Dalai Lama spreads message of compassion and forgiveness in Rutgers speech

By ROSA CIRIANNI, Associated Press, September 25, 2005

PISCATAWAY, N.J. (USA) -- Ed Abitanta and Tom Kohutick were among the thousands who came from near and far to hear the Dalai Lama speak at Rutgers Stadium on Sunday.

The two men and about 50 other people walked a mile from a nearby yoga studio to see the Tibetan spiritual leader and hear his message of frank and honest communication in dealing with political and personal conflict.

"It was kind of a pilgrimage here this morning," is how Kohutick, a Marlboro resident, described the procession from the Franklin Township site.

The group was part of a crowd of about 36,000 people who came to see Tenzin Gyatso, the 14th Dalai Lama, who is the spiritual leader and head of state for the Tibetan people. He was tapped at age two as the reincarnation of the 13th Dalai Lama, enthroned at age five, and took over full political leadership of his country by 15.

The Dalai Lama has been living in exile in India since he was forced from Tibet in 1959, a decade after China's invasion and failed peace talks with Chinese leaders. Since then, he has been working to maintain the Tibetan culture, language and religion of Buddhism and advocating nonviolence throughout the world.

The 70 year-old, who won the 1989 Nobel Peace Prize, told young people they have a responsibility to make this century one of peace. He also urged them to develop a wider perspective of the world and not just focus on "America, America, America."

And many in the crowd say his message got through.

Arielle Gomberg and J.C. Goffe said they came to the event to be in the presence of the Dalai Lama. Arielle is Jewish and Goffe is Catholic.

"What he's saying spans sexuality, race, religion, everything. It's for humanity," said Goffe, 28, a former Rutgers student.

Gomberg said the Dalai Lama's teachings could help society.

"His quiet mind is the kind of serenity New Jersey, home of strip malls, could use," she said.

A row of monks, wearing their traditional brightly colored gold and maroon attire, were among a few dozen people who sat near the stage on blankets, pillows or mats spread across the 10- and 20-yard lines on the football field. The visit also attracted several foreign media outlets, including Asian and Russian television stations, a German press agency and publications focusing on Jewish and Catholic issues and life.

The event also marked the largest nonathletic event in Rutgers history, topping visits by former President Bill Clinton (before the stadium was built), and former U.S. Attorney General Janet Reno.

The Dalai Lama's humility and humor won over his audience, who responded often with laughter and applause. When Rutgers President Richard McCormick presented him with an honorary degree, he said it was an honor to receive it without having to work hard and study for it.

He started his "Peace, War and Reconciliation" lecture by saying that the topics were familiar to everybody.

"I have nothing to offer, new ideas or new views, nothing special. So, you may disappoint after listen to my ... lecture. If you feel boring, then I'm sorry. But at least today this weather -- not hot, not cold, quite pleasant, so just a few minutes you spend here OK, not my problem," he said.

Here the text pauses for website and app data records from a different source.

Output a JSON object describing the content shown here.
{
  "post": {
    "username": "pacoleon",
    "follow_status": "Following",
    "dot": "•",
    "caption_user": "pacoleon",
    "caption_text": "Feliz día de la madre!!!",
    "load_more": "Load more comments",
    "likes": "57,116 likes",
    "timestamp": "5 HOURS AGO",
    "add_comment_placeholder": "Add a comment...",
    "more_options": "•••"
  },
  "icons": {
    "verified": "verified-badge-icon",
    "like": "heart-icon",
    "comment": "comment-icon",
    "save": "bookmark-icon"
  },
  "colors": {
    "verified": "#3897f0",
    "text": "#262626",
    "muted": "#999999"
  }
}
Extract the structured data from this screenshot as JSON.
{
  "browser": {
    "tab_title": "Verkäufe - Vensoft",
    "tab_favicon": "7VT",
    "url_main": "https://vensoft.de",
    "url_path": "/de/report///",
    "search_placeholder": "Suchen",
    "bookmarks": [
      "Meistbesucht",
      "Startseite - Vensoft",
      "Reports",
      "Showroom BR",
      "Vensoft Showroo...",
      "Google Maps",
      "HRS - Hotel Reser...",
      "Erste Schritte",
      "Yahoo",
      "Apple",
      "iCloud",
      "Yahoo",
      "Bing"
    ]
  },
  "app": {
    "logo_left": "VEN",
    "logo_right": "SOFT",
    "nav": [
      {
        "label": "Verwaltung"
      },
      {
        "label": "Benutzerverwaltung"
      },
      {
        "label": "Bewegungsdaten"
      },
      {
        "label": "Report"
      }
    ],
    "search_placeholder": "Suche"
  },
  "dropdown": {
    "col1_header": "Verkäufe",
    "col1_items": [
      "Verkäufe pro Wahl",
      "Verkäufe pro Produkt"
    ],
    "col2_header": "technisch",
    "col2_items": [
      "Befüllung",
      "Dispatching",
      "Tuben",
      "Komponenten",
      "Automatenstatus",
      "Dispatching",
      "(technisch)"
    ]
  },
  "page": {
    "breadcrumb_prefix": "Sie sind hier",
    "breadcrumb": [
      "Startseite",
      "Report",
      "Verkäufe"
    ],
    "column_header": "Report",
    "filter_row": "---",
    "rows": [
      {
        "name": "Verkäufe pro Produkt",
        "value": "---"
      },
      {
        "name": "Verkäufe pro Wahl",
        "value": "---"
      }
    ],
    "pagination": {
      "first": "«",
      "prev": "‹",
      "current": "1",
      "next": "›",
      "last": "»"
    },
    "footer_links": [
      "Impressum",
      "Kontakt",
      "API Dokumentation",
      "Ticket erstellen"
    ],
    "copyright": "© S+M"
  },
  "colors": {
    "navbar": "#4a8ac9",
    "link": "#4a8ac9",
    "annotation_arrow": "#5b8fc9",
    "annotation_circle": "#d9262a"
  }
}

The Dalai Lama also addressed nuclear and weapons, calling them dangerous and expensive _ not just in financial terms, but also to humanity. He gave the example of some African states that have an abundance of weapons, but not enough food for their people.

He said it should be society's dream that the whole world should be free of nuclear and biological weapons. The Dalai Lama called the concept of war "outdated," and said peaceful reconciliation requires determination, and frank dialogue.

"This whole planet is just us," he said. "Therefore, destruction of another area essentially is destruction of yourself."

The Dalai Lama said people need to develop a deeper awareness about their emotions _ which ones are beneficial and which are destructive. When anger dominates, he said it has a tendency to obscure reality.

He also stressed that all humans are fundamentally the same, mentally, emotionally and in their desire for happiness. Anger and jealousy also are normal experiences that he feels too, for example, when his translator on stage with him speaks better English.

And he said the major religions, although different in philosophy, are the same by having one supreme being and teaching forgiveness, discipline, love, tolerance and compassion. The Dalai Lama also noted that he is not all knowing, and does not have an answer about how to resolve the conflict between Israel and Palestine when asked.

Anu Goswami, 37, a fashion designer from New York, said she the Dalai Lama's humor surprised her. "He came across as a human being, he came across as a person you could bond with," she said.